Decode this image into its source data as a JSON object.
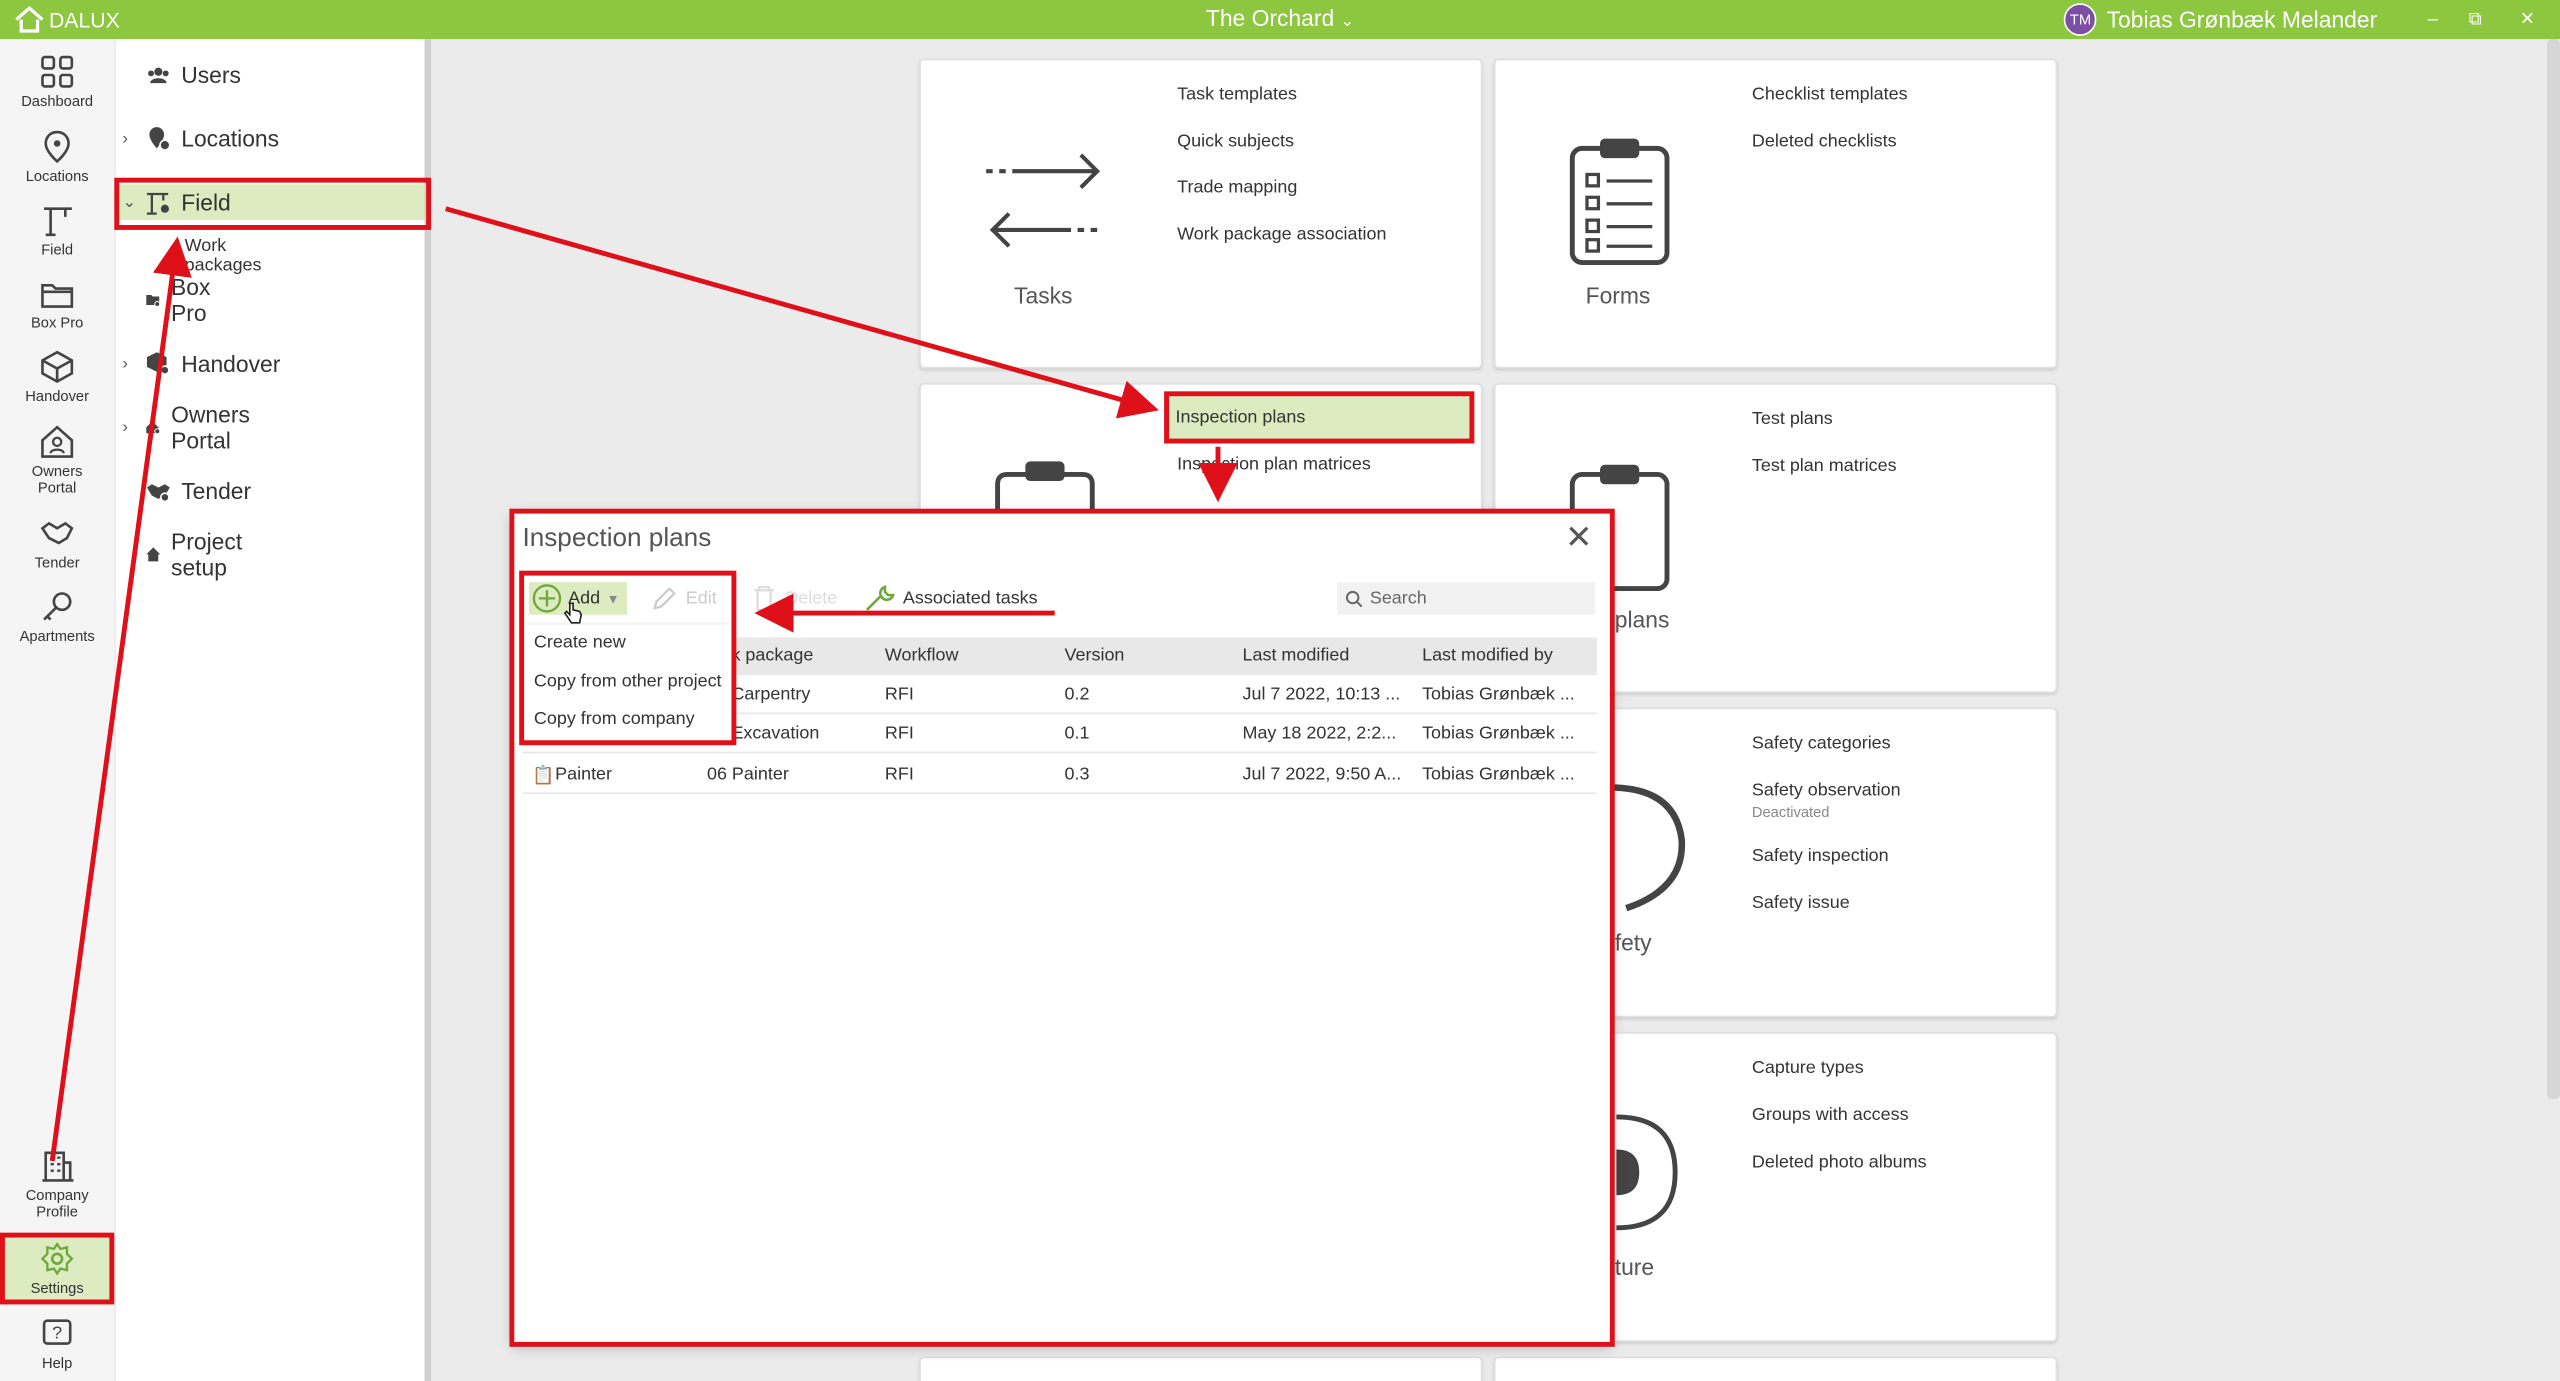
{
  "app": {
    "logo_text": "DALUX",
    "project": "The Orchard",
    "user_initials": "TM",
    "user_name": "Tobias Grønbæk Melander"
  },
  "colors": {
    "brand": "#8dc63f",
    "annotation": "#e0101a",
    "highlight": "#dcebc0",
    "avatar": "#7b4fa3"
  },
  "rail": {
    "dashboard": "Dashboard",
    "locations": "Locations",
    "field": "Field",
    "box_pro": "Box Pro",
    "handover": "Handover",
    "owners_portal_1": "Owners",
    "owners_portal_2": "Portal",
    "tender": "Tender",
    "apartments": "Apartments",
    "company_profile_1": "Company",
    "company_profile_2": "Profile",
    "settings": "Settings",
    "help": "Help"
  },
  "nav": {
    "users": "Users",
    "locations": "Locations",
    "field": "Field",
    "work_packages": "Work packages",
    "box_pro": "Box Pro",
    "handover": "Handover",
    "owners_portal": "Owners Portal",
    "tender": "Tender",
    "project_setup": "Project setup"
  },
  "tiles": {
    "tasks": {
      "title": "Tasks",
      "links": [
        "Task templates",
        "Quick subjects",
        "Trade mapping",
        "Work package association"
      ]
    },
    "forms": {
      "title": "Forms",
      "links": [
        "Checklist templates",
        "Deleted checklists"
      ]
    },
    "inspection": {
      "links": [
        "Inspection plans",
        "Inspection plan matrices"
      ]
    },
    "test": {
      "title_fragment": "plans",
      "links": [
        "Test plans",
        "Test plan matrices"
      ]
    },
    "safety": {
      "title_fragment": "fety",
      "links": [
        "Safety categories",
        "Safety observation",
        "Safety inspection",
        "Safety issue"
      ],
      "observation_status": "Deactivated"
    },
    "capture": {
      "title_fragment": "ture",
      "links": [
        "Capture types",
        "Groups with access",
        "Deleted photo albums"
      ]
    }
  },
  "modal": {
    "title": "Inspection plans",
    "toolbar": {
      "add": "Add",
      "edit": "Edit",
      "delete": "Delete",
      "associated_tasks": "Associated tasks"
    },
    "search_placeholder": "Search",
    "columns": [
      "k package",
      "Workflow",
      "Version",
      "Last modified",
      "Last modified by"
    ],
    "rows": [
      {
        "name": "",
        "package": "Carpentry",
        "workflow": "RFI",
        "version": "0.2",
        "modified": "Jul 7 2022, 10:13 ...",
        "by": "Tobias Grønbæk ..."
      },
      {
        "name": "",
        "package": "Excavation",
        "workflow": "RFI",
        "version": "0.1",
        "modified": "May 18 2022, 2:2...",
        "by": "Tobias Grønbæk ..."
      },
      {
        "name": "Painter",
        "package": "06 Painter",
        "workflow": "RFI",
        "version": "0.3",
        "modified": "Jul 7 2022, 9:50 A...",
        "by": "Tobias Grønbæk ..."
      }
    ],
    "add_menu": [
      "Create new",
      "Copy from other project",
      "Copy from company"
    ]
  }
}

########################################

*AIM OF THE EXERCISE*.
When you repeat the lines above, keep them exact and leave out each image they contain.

*ANSWER AREA*.
Decode this image into its source data as a JSON object.
{
  "app": {
    "logo_text": "DALUX",
    "project": "The Orchard",
    "user_initials": "TM",
    "user_name": "Tobias Grønbæk Melander"
  },
  "colors": {
    "brand": "#8dc63f",
    "annotation": "#e0101a",
    "highlight": "#dcebc0",
    "avatar": "#7b4fa3"
  },
  "rail": {
    "dashboard": "Dashboard",
    "locations": "Locations",
    "field": "Field",
    "box_pro": "Box Pro",
    "handover": "Handover",
    "owners_portal_1": "Owners",
    "owners_portal_2": "Portal",
    "tender": "Tender",
    "apartments": "Apartments",
    "company_profile_1": "Company",
    "company_profile_2": "Profile",
    "settings": "Settings",
    "help": "Help"
  },
  "nav": {
    "users": "Users",
    "locations": "Locations",
    "field": "Field",
    "work_packages": "Work packages",
    "box_pro": "Box Pro",
    "handover": "Handover",
    "owners_portal": "Owners Portal",
    "tender": "Tender",
    "project_setup": "Project setup"
  },
  "tiles": {
    "tasks": {
      "title": "Tasks",
      "links": [
        "Task templates",
        "Quick subjects",
        "Trade mapping",
        "Work package association"
      ]
    },
    "forms": {
      "title": "Forms",
      "links": [
        "Checklist templates",
        "Deleted checklists"
      ]
    },
    "inspection": {
      "links": [
        "Inspection plans",
        "Inspection plan matrices"
      ]
    },
    "test": {
      "title_fragment": "plans",
      "links": [
        "Test plans",
        "Test plan matrices"
      ]
    },
    "safety": {
      "title_fragment": "fety",
      "links": [
        "Safety categories",
        "Safety observation",
        "Safety inspection",
        "Safety issue"
      ],
      "observation_status": "Deactivated"
    },
    "capture": {
      "title_fragment": "ture",
      "links": [
        "Capture types",
        "Groups with access",
        "Deleted photo albums"
      ]
    }
  },
  "modal": {
    "title": "Inspection plans",
    "toolbar": {
      "add": "Add",
      "edit": "Edit",
      "delete": "Delete",
      "associated_tasks": "Associated tasks"
    },
    "search_placeholder": "Search",
    "columns": [
      "k package",
      "Workflow",
      "Version",
      "Last modified",
      "Last modified by"
    ],
    "rows": [
      {
        "name": "",
        "package": "Carpentry",
        "workflow": "RFI",
        "version": "0.2",
        "modified": "Jul 7 2022, 10:13 ...",
        "by": "Tobias Grønbæk ..."
      },
      {
        "name": "",
        "package": "Excavation",
        "workflow": "RFI",
        "version": "0.1",
        "modified": "May 18 2022, 2:2...",
        "by": "Tobias Grønbæk ..."
      },
      {
        "name": "Painter",
        "package": "06 Painter",
        "workflow": "RFI",
        "version": "0.3",
        "modified": "Jul 7 2022, 9:50 A...",
        "by": "Tobias Grønbæk ..."
      }
    ],
    "add_menu": [
      "Create new",
      "Copy from other project",
      "Copy from company"
    ]
  }
}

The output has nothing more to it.